One expert said the figure could be as high as 80 percent.
Obama administration officials knew when the regulations were written in 2010 that 40 to 67 percent of consumers on the individual market would lose coverage, NBC said.
Carney insisted Monday that only “substandard” plans would be yanked under ObamaCare.
“There are some that can be grandfathered if people want to keep insurance that is substandard,” Carney added.
“What is also true: Americans who have insurance on the existing individual market will now have numerous options available to them, and six out of 10 will pay less than $100 per month in premiums for better insurance.”
Obama has repeatedly pledged that his overhaul of the health-care system wouldn’t deprive Americans of their current insurance plans or doctors.
“We will keep this promise to the American people. If you like your doctor, you will be able to keep your doctor. Period. If you like your health-care plan, you will be able to keep your health-care plan. Period,” he declared on June 15, 2009.
The admission that some will, in fact, lose the plans they’ve got comes amid mounting ObamaCare headaches, including a day-long crash of the glitch-plagued Web sites where Americans are supposed to sign up for mandatory health-insurance plans.
What’s more, a growing number of consumers are shocked to discover that the law has caused them to get hit with massive premium increases, lose their doctor or simply get dropped by their insurance company.
Elderly New Yorkers were left reeling when they received notices that insurance companies were booting their doctors from the popular Medicare Advantage program because of ObamaCare, The Post recently revealed.
“Obama had said I could keep my doctor. Now they’re doing away with my doctor. They kicked him out! After 20 years, that’s not right,” said Alfred Gargiulio, who has cerebral palsy and has been seeing the same doctor in Brooklyn since 1993.
Nearly 900,000 elderly New Yorkers are enrolled in Advantage plans, which are Medicare HMOs run by private insurers.

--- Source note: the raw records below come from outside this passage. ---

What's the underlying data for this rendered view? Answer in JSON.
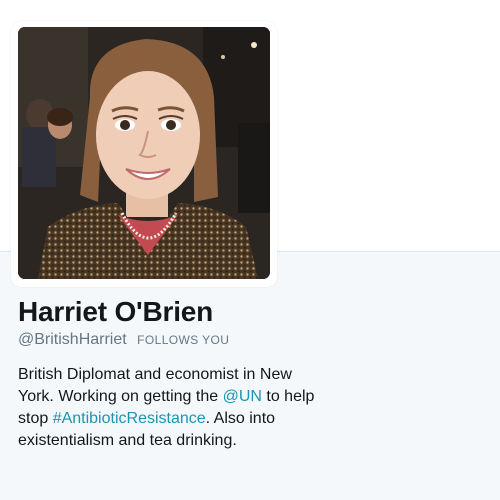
{
  "profile": {
    "avatar_alt": "Harriet O'Brien",
    "name": "Harriet O'Brien",
    "handle": "@BritishHarriet",
    "follows_badge": "FOLLOWS YOU",
    "bio": {
      "line1": "British Diplomat and economist in New",
      "line2_before": "York. Working on getting the ",
      "line2_mention": "@UN",
      "line2_after": " to help",
      "line3_before": "stop ",
      "line3_hashtag": "#AntibioticResistance",
      "line3_after": ". Also into",
      "line4": "existentialism and tea drinking."
    }
  },
  "colors": {
    "link": "#1b95b0",
    "name_text": "#14171a",
    "secondary_text": "#657786",
    "profile_background": "#f5f8fa"
  }
}
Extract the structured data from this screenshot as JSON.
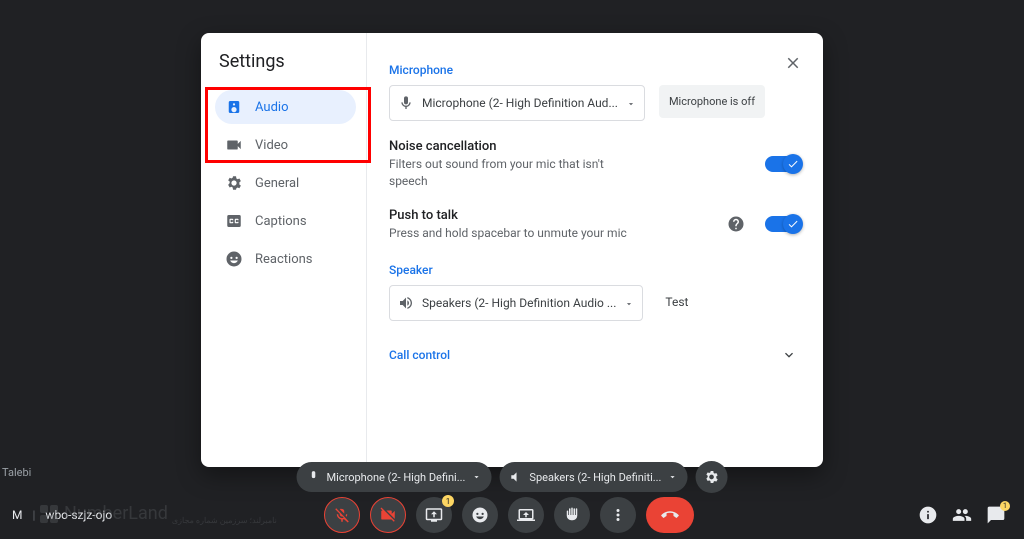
{
  "dialog": {
    "title": "Settings",
    "sidebar": [
      {
        "key": "audio",
        "label": "Audio",
        "active": true
      },
      {
        "key": "video",
        "label": "Video",
        "active": false
      },
      {
        "key": "general",
        "label": "General",
        "active": false
      },
      {
        "key": "captions",
        "label": "Captions",
        "active": false
      },
      {
        "key": "reactions",
        "label": "Reactions",
        "active": false
      }
    ],
    "audio": {
      "mic_section_label": "Microphone",
      "mic_dropdown": "Microphone (2- High Definition Aud...",
      "mic_status": "Microphone is off",
      "noise_title": "Noise cancellation",
      "noise_desc": "Filters out sound from your mic that isn't speech",
      "noise_on": true,
      "ptt_title": "Push to talk",
      "ptt_desc": "Press and hold spacebar to unmute your mic",
      "ptt_on": true,
      "speaker_section_label": "Speaker",
      "speaker_dropdown": "Speakers (2- High Definition Audio ...",
      "speaker_test": "Test",
      "call_control_label": "Call control"
    }
  },
  "bottom": {
    "mic_pill": "Microphone (2- High Defini...",
    "spk_pill": "Speakers (2- High Definiti...",
    "meeting_code_prefix": "M",
    "meeting_code": "wbo-szjz-ojo",
    "present_badge": "1",
    "chat_badge": "1"
  },
  "misc": {
    "talebi": "Talebi",
    "watermark": "NumberLand",
    "watermark_sub": "نامبرلند؛ سرزمین شماره مجازی"
  }
}
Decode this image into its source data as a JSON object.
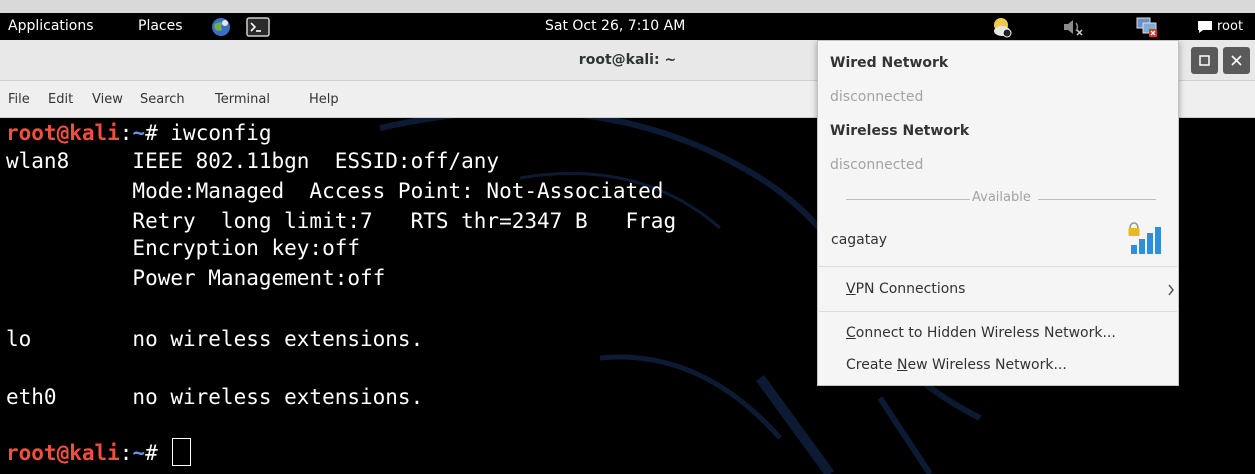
{
  "panel": {
    "applications": "Applications",
    "places": "Places",
    "clock": "Sat Oct 26,  7:10 AM",
    "user": "root",
    "icons": [
      "browser-icon",
      "terminal-launcher-icon",
      "weather-icon",
      "volume-muted-icon",
      "network-disconnected-icon",
      "chat-icon"
    ]
  },
  "window": {
    "title": "root@kali: ~",
    "controls": [
      "maximize",
      "close"
    ]
  },
  "menu": {
    "file": "File",
    "edit": "Edit",
    "view": "View",
    "search": "Search",
    "terminal": "Terminal",
    "help": "Help"
  },
  "terminal": {
    "prompt_user": "root@kali",
    "prompt_sep": ":",
    "prompt_path": "~",
    "prompt_hash": "# ",
    "command": "iwconfig",
    "lines": [
      "wlan8     IEEE 802.11bgn  ESSID:off/any",
      "          Mode:Managed  Access Point: Not-Associated",
      "          Retry  long limit:7   RTS thr=2347 B   Frag",
      "          Encryption key:off",
      "          Power Management:off",
      "lo        no wireless extensions.",
      "eth0      no wireless extensions."
    ]
  },
  "network_menu": {
    "wired_header": "Wired Network",
    "wired_status": "disconnected",
    "wireless_header": "Wireless Network",
    "wireless_status": "disconnected",
    "available_label": "Available",
    "networks": [
      {
        "ssid": "cagatay",
        "secured": true,
        "signal": 1.0
      }
    ],
    "vpn_pre": "",
    "vpn_u": "V",
    "vpn_post": "PN Connections",
    "hidden_pre": "",
    "hidden_u": "C",
    "hidden_post": "onnect to Hidden Wireless Network...",
    "create_pre": "Create ",
    "create_u": "N",
    "create_post": "ew Wireless Network..."
  }
}
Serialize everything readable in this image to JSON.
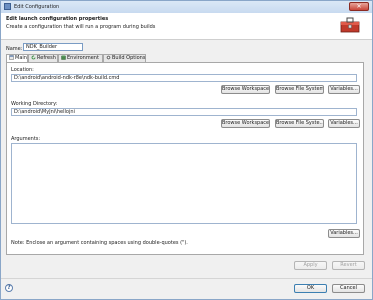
{
  "window": {
    "title": "Edit Configuration",
    "close_glyph": "✕"
  },
  "header": {
    "title": "Edit launch configuration properties",
    "subtitle": "Create a configuration that will run a program during builds"
  },
  "name": {
    "label": "Name:",
    "value": "NDK_Builder"
  },
  "tabs": [
    {
      "label": "Main",
      "icon": "main-tab-icon",
      "active": true
    },
    {
      "label": "Refresh",
      "icon": "refresh-icon",
      "active": false
    },
    {
      "label": "Environment",
      "icon": "environment-icon",
      "active": false
    },
    {
      "label": "Build Options",
      "icon": "build-options-icon",
      "active": false
    }
  ],
  "main": {
    "location": {
      "label": "Location:",
      "value": "D:\\android\\android-ndk-r8e\\ndk-build.cmd",
      "buttons": [
        "Browse Workspace...",
        "Browse File System...",
        "Variables..."
      ]
    },
    "working_directory": {
      "label": "Working Directory:",
      "value": "D:\\android\\MyJni\\hellojni",
      "buttons": [
        "Browse Workspace...",
        "Browse File Syste...",
        "Variables..."
      ]
    },
    "arguments": {
      "label": "Arguments:",
      "value": "",
      "variables_button": "Variables..."
    },
    "note": "Note: Enclose an argument containing spaces using double-quotes (\")."
  },
  "panel_buttons": {
    "apply": "Apply",
    "revert": "Revert"
  },
  "footer": {
    "help_glyph": "?",
    "ok": "OK",
    "cancel": "Cancel"
  },
  "colors": {
    "accent": "#7a9cc4",
    "title_bar": "#c8daf0",
    "close": "#c9463a"
  }
}
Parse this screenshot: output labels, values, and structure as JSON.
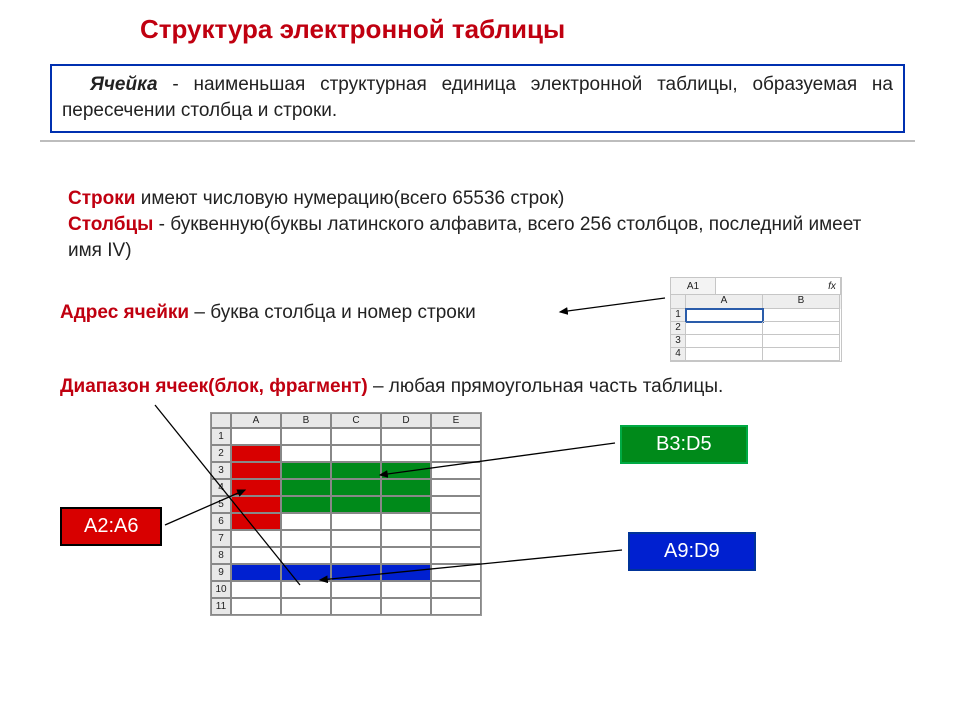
{
  "title": "Структура электронной таблицы",
  "definition": {
    "term": "Ячейка",
    "text": " - наименьшая структурная единица электронной  таблицы, образуемая на пересечении столбца и строки."
  },
  "rows_line": {
    "label": "Строки",
    "text": " имеют числовую нумерацию(всего 65536 строк)"
  },
  "cols_line": {
    "label": "Столбцы",
    "text": " - буквенную(буквы латинского алфавита, всего 256 столбцов, последний имеет имя IV)"
  },
  "addr_line": {
    "label": "Адрес ячейки",
    "text": " – буква столбца и номер строки"
  },
  "range_line": {
    "label": "Диапазон ячеек(блок, фрагмент)",
    "text": " – любая прямоугольная  часть таблицы."
  },
  "mini": {
    "namebox": "A1",
    "fx": "fx",
    "cols": [
      "A",
      "B"
    ],
    "rows": [
      "1",
      "2",
      "3",
      "4"
    ]
  },
  "sheet": {
    "cols": [
      "A",
      "B",
      "C",
      "D",
      "E"
    ],
    "rows": [
      "1",
      "2",
      "3",
      "4",
      "5",
      "6",
      "7",
      "8",
      "9",
      "10",
      "11"
    ]
  },
  "labels": {
    "a2a6": "A2:A6",
    "b3d5": "B3:D5",
    "a9d9": "A9:D9"
  },
  "chart_data": {
    "type": "table",
    "title": "Диапазоны ячеек",
    "ranges": [
      {
        "name": "A2:A6",
        "color": "#d80000",
        "cells": [
          "A2",
          "A3",
          "A4",
          "A5",
          "A6"
        ]
      },
      {
        "name": "B3:D5",
        "color": "#008a1a",
        "cells": [
          "B3",
          "C3",
          "D3",
          "B4",
          "C4",
          "D4",
          "B5",
          "C5",
          "D5"
        ]
      },
      {
        "name": "A9:D9",
        "color": "#0020d0",
        "cells": [
          "A9",
          "B9",
          "C9",
          "D9"
        ]
      }
    ],
    "columns": [
      "A",
      "B",
      "C",
      "D",
      "E"
    ],
    "row_count": 11
  }
}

Other New Yorkers were floored when they learned they would have to pay 100 percent of the bill if they used a doctor outside their plan’s network — a harsh penalty not imposed by most plans before ObamaCare.
The ObamaCare pain is throbbing in other states, as well.
In Florida, at least 300,000 people have lost health coverage. And just one insurer in California, Kaiser Permanente, canceled policies for 150,000 people, CBS News reported.
HealthCare.gov, the online federal exchange, crashed before dawn Sunday and didn’t come back online until 7 a.m. Monday.
The outage affected not just the 36 Web sites run by the federal government, but also the 14 sites run by states.
The crash occurred about a week after the administration promised a “tech surge” of the nation’s best computer geeks to fix glitches that have hobbled the Web site since its Oct. 1 launch.
Officials said the site would be fixed by the end of November.
The Department of Health and Human Services blamed the latest crash on an outage of a data-service hub run by Verizon Communication’s Terremark unit.
Other glitches persisted, such as an agonizingly long wait for people trying to set up an account on the Web sites.
“We are committed 24/7 to having our team dedicated to putting those fixes in place and moving forward,” said Julie Bataille, a spokeswoman for the Centers for Medicare and Medicaid Services, which runs HealthCare.gov.
You can already see the spin. The old plans didn't meet the new laws standards for minimum requirements. They are trying to tell that your plan wasn't good enough when in reality it was fine and just didn't cover abortions and other things that you didn't need.
President: If you like your plan, you can keep your plan. If you like your Doctor, you can keep your Doctor. It will reduce your premium by thousands!
Worker: But I just lost my plan!! And they want to charge me $2,000 more, not less!
President PR Guy: Well, of course you did, but you can get a BETTER plan with a new Doctor under the State Exchange Program! Since you are middle class, you need to pay more, but it's for the greater good!